The one garden built by two different people in two different eras
Taking into consideration the many historically significant cultural assets and structures from over a thousand years ago, Isuien Park, which was built in the 17th century, may be thought of as being a more recent property.
With Mt. Wakakusa in the background, the park is a soothing world with features such as the pond and hills delicately positioned and the old teahouse that was moved there. After thoroughly enjoying the World Heritage cultural properties and gaining some tranquility, you will most likely treasure the time that you spend at Isuien Park. One feature at the traditional Japanese garden that is Isuien is that you are able to enjoy the front garden and rear garden that were built by two different people in two different eras.
The front garden that spreads out at the entrance of the garden proper was constructed in the early Edo Era in 1670 by Michikiyo Kiyosumi, a tanner from Nara. A thatched-roof house known as Sanshuu-tei was placed by the pond there as a place to enjoy sencha tea (a lighter tea than matcha). At the pond, stones representing a crane and tortoise, symbols of longevity, have been placed as small islands, and with the inclusion of stone lanterns, there is a feeling of an Edo Era garden. Currently, Sanshuu-tei has become a restaurant where you can enjoy a meal while viewing the garden.
The rear garden was constructed during the Meiji Era (around the late 19th century) by businessman Tojiro Seki as a place to enjoy the tea ceremony and poetry readings. It was built around a pond using the technique of shakkei (borrowed landscape) to bring alive the nature of Mt. Wakakusa and Mt. Kasuga in the background along with Nandaimon Gate of Todai-ji Temple and some man-made hills. The freely spreading landscape was deliberately and skillfully constructed as a scene to completely fill your eyes right up to the reflection on the pond’s surface. The sound and sensation of the waterfall built at the back of the pond are also wonderful, and the whole garden is something to enjoy the changing impressions of the scenery as you walk through it. Isuien Park is just that refined place for that serenity and peace of mind.

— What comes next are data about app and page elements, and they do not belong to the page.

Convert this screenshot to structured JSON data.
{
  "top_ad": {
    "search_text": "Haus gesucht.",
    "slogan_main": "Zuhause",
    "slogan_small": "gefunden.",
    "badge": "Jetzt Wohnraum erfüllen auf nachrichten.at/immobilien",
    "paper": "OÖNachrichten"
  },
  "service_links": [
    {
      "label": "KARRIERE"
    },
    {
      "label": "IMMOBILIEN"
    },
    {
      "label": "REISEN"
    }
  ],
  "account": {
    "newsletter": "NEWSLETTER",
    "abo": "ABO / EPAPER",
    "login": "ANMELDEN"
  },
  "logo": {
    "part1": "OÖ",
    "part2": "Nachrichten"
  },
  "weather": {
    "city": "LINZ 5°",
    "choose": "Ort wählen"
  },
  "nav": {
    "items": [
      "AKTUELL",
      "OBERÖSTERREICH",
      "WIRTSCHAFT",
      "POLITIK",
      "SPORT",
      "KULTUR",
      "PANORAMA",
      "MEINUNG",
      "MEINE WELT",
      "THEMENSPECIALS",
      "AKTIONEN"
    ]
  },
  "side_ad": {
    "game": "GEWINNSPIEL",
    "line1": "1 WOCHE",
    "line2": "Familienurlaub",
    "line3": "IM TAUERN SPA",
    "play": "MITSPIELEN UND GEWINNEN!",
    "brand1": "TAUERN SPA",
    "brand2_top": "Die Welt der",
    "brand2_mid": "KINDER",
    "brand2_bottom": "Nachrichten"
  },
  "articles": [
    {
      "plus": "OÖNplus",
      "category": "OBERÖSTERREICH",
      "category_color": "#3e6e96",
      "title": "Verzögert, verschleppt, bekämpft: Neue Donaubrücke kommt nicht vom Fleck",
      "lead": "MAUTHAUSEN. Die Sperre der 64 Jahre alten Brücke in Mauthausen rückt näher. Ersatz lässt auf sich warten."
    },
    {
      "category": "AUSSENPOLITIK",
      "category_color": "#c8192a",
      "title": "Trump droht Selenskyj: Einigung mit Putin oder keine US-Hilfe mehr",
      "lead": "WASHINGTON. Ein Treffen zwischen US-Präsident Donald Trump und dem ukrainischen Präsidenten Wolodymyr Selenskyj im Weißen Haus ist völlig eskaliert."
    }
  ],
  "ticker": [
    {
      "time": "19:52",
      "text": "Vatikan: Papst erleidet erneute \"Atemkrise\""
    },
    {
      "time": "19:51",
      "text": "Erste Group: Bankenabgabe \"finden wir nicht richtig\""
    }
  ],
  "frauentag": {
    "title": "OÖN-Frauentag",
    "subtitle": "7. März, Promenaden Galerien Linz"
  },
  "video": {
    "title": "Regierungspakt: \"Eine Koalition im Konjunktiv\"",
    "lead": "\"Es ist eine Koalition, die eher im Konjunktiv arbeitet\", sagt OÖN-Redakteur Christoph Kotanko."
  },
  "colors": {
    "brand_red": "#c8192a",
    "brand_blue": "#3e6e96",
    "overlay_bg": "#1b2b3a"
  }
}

Also, the 3 teahouses that are placed to link the two gardens are also splendid. Hyoshin-tei is good to stop by for that breather as you sip on matcha tea while viewing the garden.
The two gardens were bought by Junsaku Nakamura, who had made his success in the shipping industry, and put them together to form Isuien Park. Nakamura was also famed as a collector of ancient art, and within the park grounds, he established Neiraku Museum where an East Asian collection of ancient art is on display thanks to 3 generations of the Nakamura family.
Please come and visit Isuien Park in Nara, itself a city full of places to see. It’s good to visit during that tour of World Heritage sites and catch your breath.